2. Beggars Banquet (1968)

As always, even the Stones’ best ‘60s albums could have been even better if the demands of the U.K. charts didn’t necessitate a steady stream of non-album singles. “Jumpin’ Jack Flash” was recorded in the same sessions as Beggars Banquet, but preceded the album by several months, serving as the wake-up call that Their Satanic Majesties Request was just a brief detour before the Stones returned rocking harder than ever. “Sympathy for the Devil” may have been dulled by decades of ubiquity, but nothing can diminish the nerve of Jagger singing “Who killed the Kennedys?” in a vocal recorded mere days after Robert F. Kennedy’s assassination. Richards had made his first lead vocal cameo on Between the Buttons, but “Salt of the Earth” is the real introduction of the kind of rootsy side two Keith showcase that would become a staple of nearly every subsequent Stones album.

1. Sticky Fingers (1971)

Sticky Fingers

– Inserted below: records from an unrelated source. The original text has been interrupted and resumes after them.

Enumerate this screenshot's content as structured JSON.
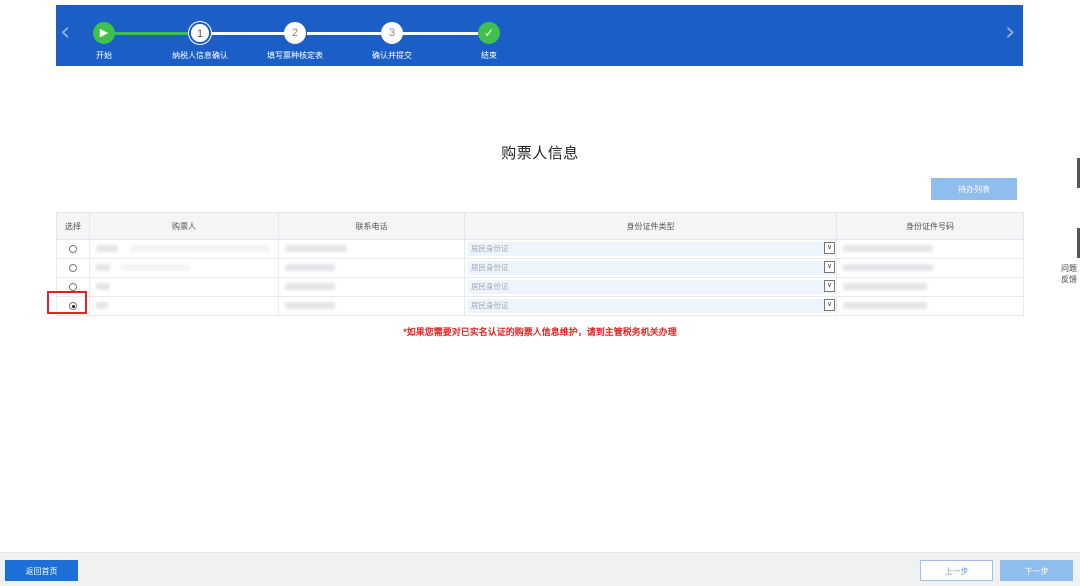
{
  "steps": [
    {
      "label": "开始",
      "mark": "▶",
      "state": "done"
    },
    {
      "label": "纳税人信息确认",
      "mark": "1",
      "state": "current"
    },
    {
      "label": "填写票种核定表",
      "mark": "2",
      "state": "pending"
    },
    {
      "label": "确认并提交",
      "mark": "3",
      "state": "pending"
    },
    {
      "label": "结束",
      "mark": "✓",
      "state": "finish"
    }
  ],
  "nav": {
    "prev_icon": "chevron-left-icon",
    "next_icon": "chevron-right-icon"
  },
  "page_title": "购票人信息",
  "toolbar": {
    "todo_label": "待办列表"
  },
  "table": {
    "columns": [
      "选择",
      "购票人",
      "联系电话",
      "身份证件类型",
      "身份证件号码"
    ],
    "rows": [
      {
        "selected": false,
        "id_type": "居民身份证"
      },
      {
        "selected": false,
        "id_type": "居民身份证"
      },
      {
        "selected": false,
        "id_type": "居民身份证"
      },
      {
        "selected": true,
        "id_type": "居民身份证"
      }
    ]
  },
  "warning_note": "*如果您需要对已实名认证的购票人信息维护，请到主管税务机关办理",
  "side": {
    "feedback_label": "问题反馈"
  },
  "footer": {
    "home_label": "返回首页",
    "prev_label": "上一步",
    "next_label": "下一步"
  },
  "colors": {
    "brand_blue": "#1b5fc6",
    "step_green": "#3fc14b",
    "warning_red": "#e02424"
  }
}
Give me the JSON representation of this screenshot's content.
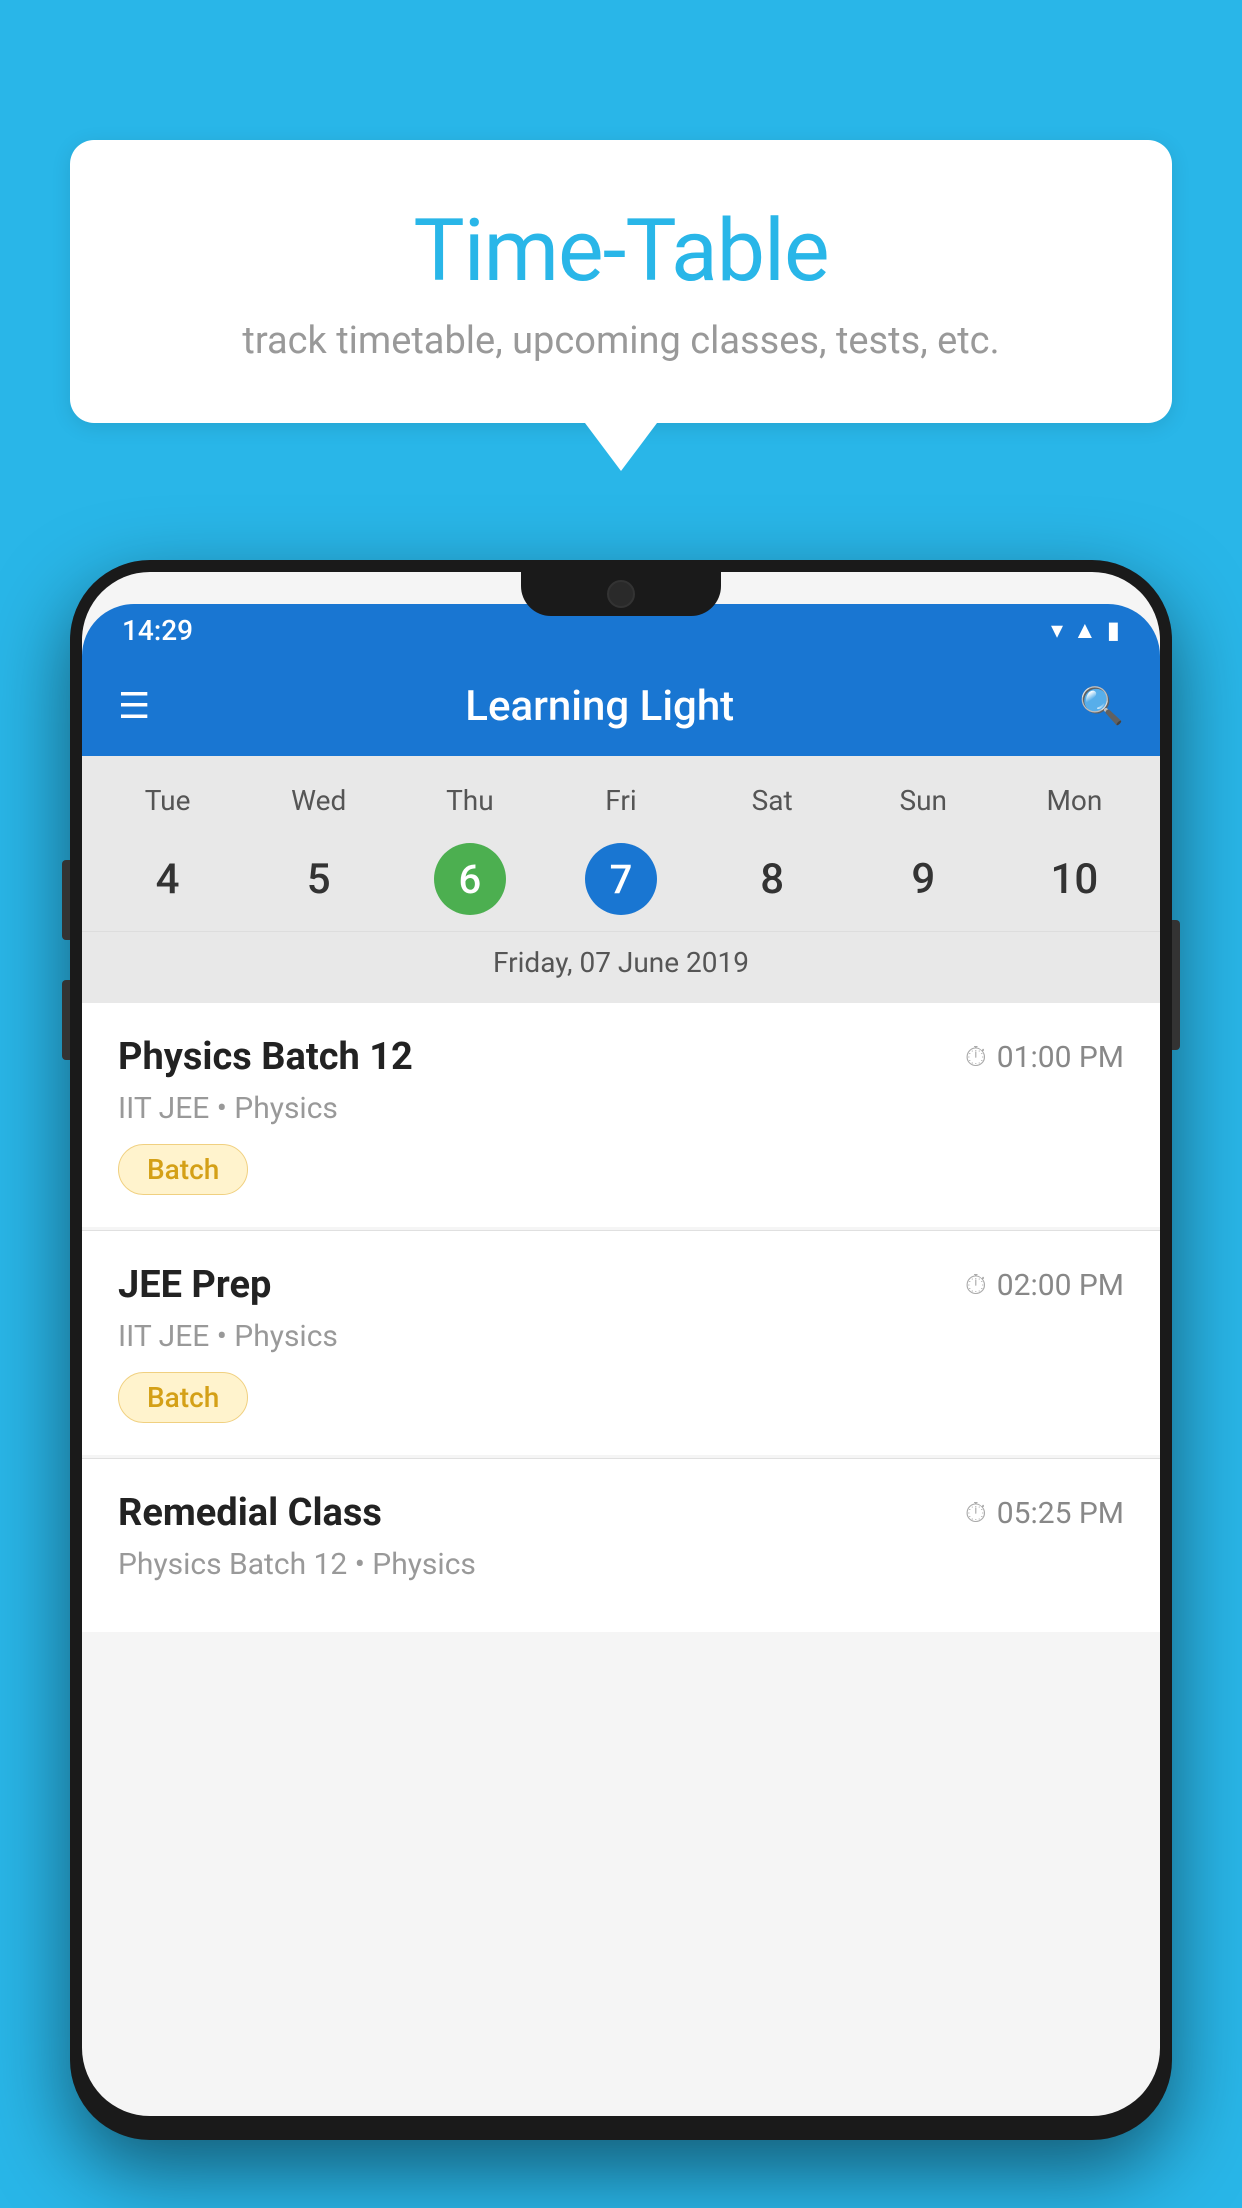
{
  "background": {
    "color": "#29B6E8"
  },
  "speech_bubble": {
    "title": "Time-Table",
    "subtitle": "track timetable, upcoming classes, tests, etc."
  },
  "phone": {
    "status_bar": {
      "time": "14:29"
    },
    "app_bar": {
      "title": "Learning Light"
    },
    "calendar": {
      "days": [
        {
          "name": "Tue",
          "number": "4",
          "state": "normal"
        },
        {
          "name": "Wed",
          "number": "5",
          "state": "normal"
        },
        {
          "name": "Thu",
          "number": "6",
          "state": "today"
        },
        {
          "name": "Fri",
          "number": "7",
          "state": "selected"
        },
        {
          "name": "Sat",
          "number": "8",
          "state": "normal"
        },
        {
          "name": "Sun",
          "number": "9",
          "state": "normal"
        },
        {
          "name": "Mon",
          "number": "10",
          "state": "normal"
        }
      ],
      "selected_date_label": "Friday, 07 June 2019"
    },
    "schedule": [
      {
        "title": "Physics Batch 12",
        "time": "01:00 PM",
        "subtitle": "IIT JEE • Physics",
        "badge": "Batch"
      },
      {
        "title": "JEE Prep",
        "time": "02:00 PM",
        "subtitle": "IIT JEE • Physics",
        "badge": "Batch"
      },
      {
        "title": "Remedial Class",
        "time": "05:25 PM",
        "subtitle": "Physics Batch 12 • Physics",
        "badge": null
      }
    ]
  }
}
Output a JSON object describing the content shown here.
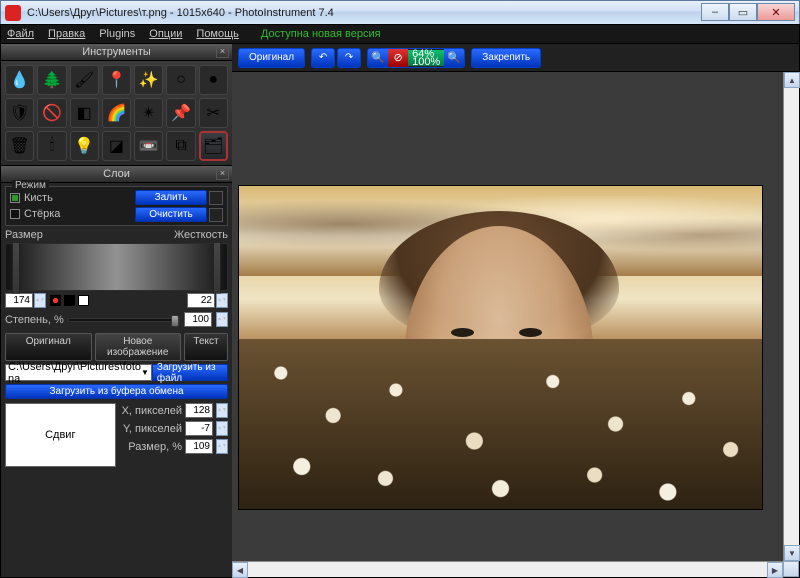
{
  "window": {
    "title": "C:\\Users\\Друг\\Pictures\\т.png  -  1015x640  -  PhotoInstrument 7.4"
  },
  "menubar": {
    "file": "Файл",
    "edit": "Правка",
    "plugins": "Plugins",
    "options": "Опции",
    "help": "Помощь",
    "update": "Доступна новая версия"
  },
  "panels": {
    "tools_title": "Инструменты",
    "layers_title": "Слои"
  },
  "tools": [
    {
      "name": "droplet",
      "glyph": "💧"
    },
    {
      "name": "tree",
      "glyph": "🌲"
    },
    {
      "name": "brush",
      "glyph": "🖌"
    },
    {
      "name": "stamp",
      "glyph": "📍"
    },
    {
      "name": "glow",
      "glyph": "✨"
    },
    {
      "name": "dodge",
      "glyph": "○"
    },
    {
      "name": "burn",
      "glyph": "●"
    },
    {
      "name": "shield",
      "glyph": "🛡"
    },
    {
      "name": "nosign",
      "glyph": "🚫"
    },
    {
      "name": "gradient-bw",
      "glyph": "◧"
    },
    {
      "name": "gradient-color",
      "glyph": "🌈"
    },
    {
      "name": "wand",
      "glyph": "✴"
    },
    {
      "name": "pin",
      "glyph": "📌"
    },
    {
      "name": "scissors",
      "glyph": "✂"
    },
    {
      "name": "trash",
      "glyph": "🗑"
    },
    {
      "name": "candle",
      "glyph": "🕯"
    },
    {
      "name": "bulb",
      "glyph": "💡"
    },
    {
      "name": "eraser",
      "glyph": "◪"
    },
    {
      "name": "tape",
      "glyph": "📼"
    },
    {
      "name": "overlap",
      "glyph": "⧉"
    },
    {
      "name": "layers-tool",
      "glyph": "🗂",
      "selected": true
    }
  ],
  "mode": {
    "label": "Режим",
    "brush": "Кисть",
    "eraser": "Стёрка",
    "brush_checked": true,
    "eraser_checked": false,
    "fill_btn": "Залить",
    "clear_btn": "Очистить"
  },
  "sliders": {
    "size_label": "Размер",
    "hardness_label": "Жесткость",
    "size_value": "174",
    "hardness_value": "22",
    "degree_label": "Степень, %",
    "degree_value": "100"
  },
  "tabs": {
    "original": "Оригинал",
    "newimage": "Новое изображение",
    "text": "Текст"
  },
  "file": {
    "path": "C:\\Users\\Друг\\Pictures\\foto na",
    "load_file": "Загрузить из файл",
    "load_clipboard": "Загрузить из буфера обмена"
  },
  "offset": {
    "shift_label": "Сдвиг",
    "x_label": "X, пикселей",
    "y_label": "Y, пикселей",
    "size_label": "Размер, %",
    "x": "128",
    "y": "-7",
    "size": "109"
  },
  "toolbar": {
    "original": "Оригинал",
    "undo_icon": "↶",
    "redo_icon": "↷",
    "zoom_top": "64%",
    "zoom_bottom": "100%",
    "fix": "Закрепить"
  }
}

The 1970 breakup of the Beatles and a string of high profile rock star deaths including Jimi Hendrix, Janis Joplin, and the Stones’ own Brian Jones contributed to a pervasive sense that the party was over, and that the exhilaration of the ‘60s was tapped out. Instead of reading the room, the Stones made Sticky Fingers and kept the party going for another 50+ years. There’s plenty of melancholy on the album, and “Wild Horses” and “Dead Flowers” established Jagger and Richards as the greatest dabbling country songwriters in rock star history. The band’s first full album with Taylor established above all else, though, that the Stones were not going to stop having a good time, and that a little darkness and adversity only seemed to give their hedonistic anthems more depth and resonance. Fellow survivors the Who helped invent arena rock on Who’s Next in 1971, but the Stones simply refined their slippery, slouching grooves, resisting the bombast that would define rock in the new decade. “Some of it is stupid, and some of it is just plain bad. I play it all the time, and the more I play it, the louder I play it,” Greil Marcus wrote in Creem.